Expecting a shootout between the gun slinging Charley Frye from Akron and the potentially powerful offense of the Badgers would make for an enjoyable afternoon. Little did I realize that a side effect of a high scoring game would reveal an intriguing story.
The story would not be the usual focus you read on who scores the big touchdown or who put up the big numbers on offense. Instead, I realized from the opening kickoff we would enjoy watching a super-human effort from some guy on the UW kick coverage team wearing No. 10.
After watching the opening kick off to Akron, I scrambled for my program to see who this crazy kid was flying down the field and taking on the human wedge. The wedge is a strategy that every football team in America uses to attempt springing their return man for maximum yardage. Sort of like running into the snow plows we see on the highways during Wisconsin winters. Only this kamikaze was taking out the plow by himself!

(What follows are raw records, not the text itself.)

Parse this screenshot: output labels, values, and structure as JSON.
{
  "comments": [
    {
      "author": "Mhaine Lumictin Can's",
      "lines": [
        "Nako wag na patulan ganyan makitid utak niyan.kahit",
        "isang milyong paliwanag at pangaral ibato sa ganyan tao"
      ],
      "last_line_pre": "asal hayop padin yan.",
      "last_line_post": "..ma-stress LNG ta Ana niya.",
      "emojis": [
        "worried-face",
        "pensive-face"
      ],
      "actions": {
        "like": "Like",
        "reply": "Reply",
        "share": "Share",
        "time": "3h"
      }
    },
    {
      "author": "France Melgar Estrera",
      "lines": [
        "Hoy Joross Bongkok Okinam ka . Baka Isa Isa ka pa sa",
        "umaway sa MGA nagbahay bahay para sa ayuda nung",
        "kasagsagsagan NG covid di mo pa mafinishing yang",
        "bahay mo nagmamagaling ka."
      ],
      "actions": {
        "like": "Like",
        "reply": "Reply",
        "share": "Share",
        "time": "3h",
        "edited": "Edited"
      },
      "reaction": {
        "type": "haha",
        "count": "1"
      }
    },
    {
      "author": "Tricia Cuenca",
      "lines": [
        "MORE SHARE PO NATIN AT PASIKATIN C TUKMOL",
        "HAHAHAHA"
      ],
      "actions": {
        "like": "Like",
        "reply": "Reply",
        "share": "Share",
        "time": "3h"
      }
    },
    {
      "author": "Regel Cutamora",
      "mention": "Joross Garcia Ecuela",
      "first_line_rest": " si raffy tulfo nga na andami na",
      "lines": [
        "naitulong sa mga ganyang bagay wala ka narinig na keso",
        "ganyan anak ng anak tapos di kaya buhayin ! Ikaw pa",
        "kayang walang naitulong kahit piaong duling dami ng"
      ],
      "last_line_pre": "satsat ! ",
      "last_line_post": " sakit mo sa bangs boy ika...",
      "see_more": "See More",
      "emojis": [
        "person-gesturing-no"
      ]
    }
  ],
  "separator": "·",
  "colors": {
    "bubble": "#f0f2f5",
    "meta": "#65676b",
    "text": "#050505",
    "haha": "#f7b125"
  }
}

"No. 10 Chris Catalano, LB, 6-1, 206, SR/JR, Thousand Oaks, California," I read as I was shouting to my friends next to me what great show this was going to be! Obviously from the upper deck he didn't look that big, but we all know coaches look for the faster and more agile players to sacrifice their bodies on the special teams, not to mention the guys who may be a little off center! And usually that means the smaller guys. They have something to prove to the coaching staff, they need to be noticed by the coaches so they can get more minutes on the field. This is an effective, albeit precarious manner to accomplish it however. It turns out that Catalano is a career special teams guy who is knocking down wedges for a third season in the Cardinal and White.
The majority of these guys were star athletes in high school. Catalano was actually the 1999 state prep player of the year in California, which is no small task. He also carried a 4.0 grade point in high school, so he couldn't be too crazy could he? But he, like the others on the bomb squad, want minutes and what better way to show your toughness and intestinal fortitude than by knocking down three guys at a time?
I couldn't wait for Wisconsin to start scoring so I could watch Catalano take out three guys on the same hit, running full throttle down the field! And neither the Badgers, nor Catalano, disappointed me on this beautiful summer-like afternoon.
Every kickoff, good old No. 10 was giving his growing fan club in rows 25, 26, and 27 of section BB, enough to talk about until the next kickoff.
Watching the mundane and routine aspects of a game, like special teams, has always been an afterthought for most football fans. But coaches know better. Special teams coach Brian Murphy knows too. "I really give all the guys on special teams a lot of credit," he said. "Whether they are starters, whether they are backups, whatever their role is, all of those kids play hard on those special teams. They know it's an important part of our program."
So no matter where you sit to watch the Badgers. In the upper deck, the student section (they're usually standing), the expensive seats, or on television, keep you eyes peeled for guys like good old No. 10, Chris Catalano. You can bet the return team is making sure they know where he is.